filings to all other parties. If you want to become an intervenor you 
must file a motion to intervene according to Rule 214 of the 
Commission's Rules of Practice and Procedure (18 CFR 385.214) (see 
appendix 4).
    The date for filing of timely motions to intervene in this 
proceeding has passed. Therefore, parties now seeking to file late 
interventions must show good cause, as required by Section 
385.214(b)(3), why this time limitation should be waived. Environmental 
issues have been viewed as good cause for late intervention. You do not 
need intervenor status to have your scoping comments considered.

Environmental Mailing List

    This notice is being sent to individuals, organizations, and 
government entities interested in and/or potentially affected by the 
proposed project. It is also being sent to all potential right-of-way 
grantors to solicit comments regarding environmental considerations 
related to the proposed project. As details of the project become 
established, representatives of PNGTS may also separately contact 
landowners, communities, and public agencies concerning project 
matters, including acquisition of permits and rights-of-way.
    If you do not want to send comments at this time but still want to 
receive copies of the Draft and Final EISs, please return the 
Information Request (appendix 5). If you do not return the Information 
Request, you will be taken off the mailing list.
    Additional procedural information about the proposed project is 
available from Mr. Mark Jensen, EIS Project Manager, at (202) 208-0828.
Lois D. Cashell,

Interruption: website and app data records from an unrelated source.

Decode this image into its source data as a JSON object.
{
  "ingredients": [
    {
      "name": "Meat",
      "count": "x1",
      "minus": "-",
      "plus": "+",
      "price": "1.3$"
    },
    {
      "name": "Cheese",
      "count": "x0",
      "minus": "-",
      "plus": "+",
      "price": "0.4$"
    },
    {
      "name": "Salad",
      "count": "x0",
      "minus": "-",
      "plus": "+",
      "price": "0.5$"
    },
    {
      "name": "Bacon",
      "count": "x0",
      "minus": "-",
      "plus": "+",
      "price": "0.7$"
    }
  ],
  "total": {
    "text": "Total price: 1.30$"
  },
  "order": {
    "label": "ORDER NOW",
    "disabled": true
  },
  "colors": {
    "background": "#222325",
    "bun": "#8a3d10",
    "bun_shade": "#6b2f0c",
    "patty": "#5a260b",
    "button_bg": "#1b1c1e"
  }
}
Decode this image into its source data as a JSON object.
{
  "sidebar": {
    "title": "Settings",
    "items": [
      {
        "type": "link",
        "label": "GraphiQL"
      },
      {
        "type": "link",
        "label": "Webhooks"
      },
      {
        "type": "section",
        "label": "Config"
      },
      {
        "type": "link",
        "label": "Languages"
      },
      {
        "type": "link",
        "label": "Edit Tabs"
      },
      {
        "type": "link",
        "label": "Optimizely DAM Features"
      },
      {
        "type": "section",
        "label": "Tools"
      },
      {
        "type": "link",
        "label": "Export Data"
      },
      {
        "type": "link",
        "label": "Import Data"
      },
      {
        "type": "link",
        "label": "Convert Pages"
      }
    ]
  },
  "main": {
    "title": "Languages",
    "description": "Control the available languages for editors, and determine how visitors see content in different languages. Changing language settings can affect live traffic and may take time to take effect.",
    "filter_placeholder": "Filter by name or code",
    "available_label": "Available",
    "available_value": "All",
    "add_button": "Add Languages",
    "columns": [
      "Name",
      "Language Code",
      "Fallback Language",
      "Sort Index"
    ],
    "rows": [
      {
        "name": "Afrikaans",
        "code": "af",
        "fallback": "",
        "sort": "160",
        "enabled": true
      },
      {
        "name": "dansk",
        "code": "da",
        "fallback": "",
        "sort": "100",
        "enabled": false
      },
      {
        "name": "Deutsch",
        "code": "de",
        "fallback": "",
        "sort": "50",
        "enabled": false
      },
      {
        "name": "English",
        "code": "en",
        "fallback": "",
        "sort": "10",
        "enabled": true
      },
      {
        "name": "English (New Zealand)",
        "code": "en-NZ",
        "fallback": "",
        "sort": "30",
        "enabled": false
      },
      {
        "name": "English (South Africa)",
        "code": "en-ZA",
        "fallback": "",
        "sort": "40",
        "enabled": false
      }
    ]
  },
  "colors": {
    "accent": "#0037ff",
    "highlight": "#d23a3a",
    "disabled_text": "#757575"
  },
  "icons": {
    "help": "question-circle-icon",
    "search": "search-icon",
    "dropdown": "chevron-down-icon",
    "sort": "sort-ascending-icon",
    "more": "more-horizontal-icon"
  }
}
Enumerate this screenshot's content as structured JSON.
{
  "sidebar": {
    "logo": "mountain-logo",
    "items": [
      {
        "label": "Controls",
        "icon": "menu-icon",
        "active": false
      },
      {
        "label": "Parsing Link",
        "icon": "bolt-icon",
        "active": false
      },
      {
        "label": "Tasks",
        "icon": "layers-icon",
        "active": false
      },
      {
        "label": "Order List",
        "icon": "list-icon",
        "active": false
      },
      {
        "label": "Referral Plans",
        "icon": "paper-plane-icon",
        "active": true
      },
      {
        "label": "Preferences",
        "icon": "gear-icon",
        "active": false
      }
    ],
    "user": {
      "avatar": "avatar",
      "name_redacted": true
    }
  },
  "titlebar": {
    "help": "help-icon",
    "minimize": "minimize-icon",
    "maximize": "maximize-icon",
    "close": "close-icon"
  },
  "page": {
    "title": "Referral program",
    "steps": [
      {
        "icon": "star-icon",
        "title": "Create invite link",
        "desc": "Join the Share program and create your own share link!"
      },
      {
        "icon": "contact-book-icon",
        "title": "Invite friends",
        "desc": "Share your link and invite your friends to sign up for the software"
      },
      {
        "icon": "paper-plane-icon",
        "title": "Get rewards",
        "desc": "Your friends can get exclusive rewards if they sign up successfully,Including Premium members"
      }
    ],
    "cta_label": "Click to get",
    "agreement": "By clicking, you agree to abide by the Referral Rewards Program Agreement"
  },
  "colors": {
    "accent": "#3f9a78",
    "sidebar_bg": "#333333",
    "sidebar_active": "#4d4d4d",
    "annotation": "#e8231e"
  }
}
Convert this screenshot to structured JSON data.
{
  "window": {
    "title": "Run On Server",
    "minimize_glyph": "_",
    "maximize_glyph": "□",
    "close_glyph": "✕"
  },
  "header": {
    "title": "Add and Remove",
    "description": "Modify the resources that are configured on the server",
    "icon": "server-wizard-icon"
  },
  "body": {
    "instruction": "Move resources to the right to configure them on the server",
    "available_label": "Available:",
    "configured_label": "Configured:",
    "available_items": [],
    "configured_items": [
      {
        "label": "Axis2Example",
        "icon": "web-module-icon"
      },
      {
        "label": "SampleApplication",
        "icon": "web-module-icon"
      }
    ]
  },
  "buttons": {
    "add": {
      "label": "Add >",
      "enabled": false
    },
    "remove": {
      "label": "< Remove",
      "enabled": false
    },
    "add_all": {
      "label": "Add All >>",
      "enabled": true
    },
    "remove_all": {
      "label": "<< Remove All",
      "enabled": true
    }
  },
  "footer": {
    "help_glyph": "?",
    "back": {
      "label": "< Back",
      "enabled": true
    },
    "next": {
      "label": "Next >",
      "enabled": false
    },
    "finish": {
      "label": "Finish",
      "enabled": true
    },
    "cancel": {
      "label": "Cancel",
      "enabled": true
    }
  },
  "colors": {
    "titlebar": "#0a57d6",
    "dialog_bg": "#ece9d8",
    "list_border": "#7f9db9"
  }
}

Appendix 1--Cooperating Agencies

    The following Federal and state agencies have indicated that they 
will be cooperating agencies for purposes of producing an EIS:

U.S. Department of the Army, Army Corps of Engineers
U.S. Department of the Interior, Fish and Wildlife Service
Maine Department of Environmental Protection
New Hampshire Fish and Game Department

    Any other Federal, state, or local agencies wanting to participate 
as a cooperating agency should send a letter describing the extent to 
which they want to be involved. Follow the instructions below if your 
agency wishes to participate in the EIS process or comment on the 
    Address your letter to: Lois Cashell, Secretary, Federal Energy 
Regulatory Commission, 888 First Street, NE, Washington, DC 20426;
    Reference Docket Nos. CP96-249-000 and CP96-249-001;
    Send a copy of your letter to: Mr. Mark Jensen, EIS Project 
Manager, Federal Energy Regulatory Commission, 888 First Street, NE, 
Room 72-65, Washington, DC 20426; and
    Mail your letter so that it will be received in Washington, DC on 
or before January 3, 1997.
    Cooperating agencies are encouraged to participate in the scoping 
process and provide us written comments. Agencies are also welcome to 
suggest format and content changes that will make it easier for them to 
adopt the EIS. However, we will decide what modifications will be 
adopted in light of our production constraints.

[FR Doc. 96-30929 Filed 12-4-96; 8:45 am]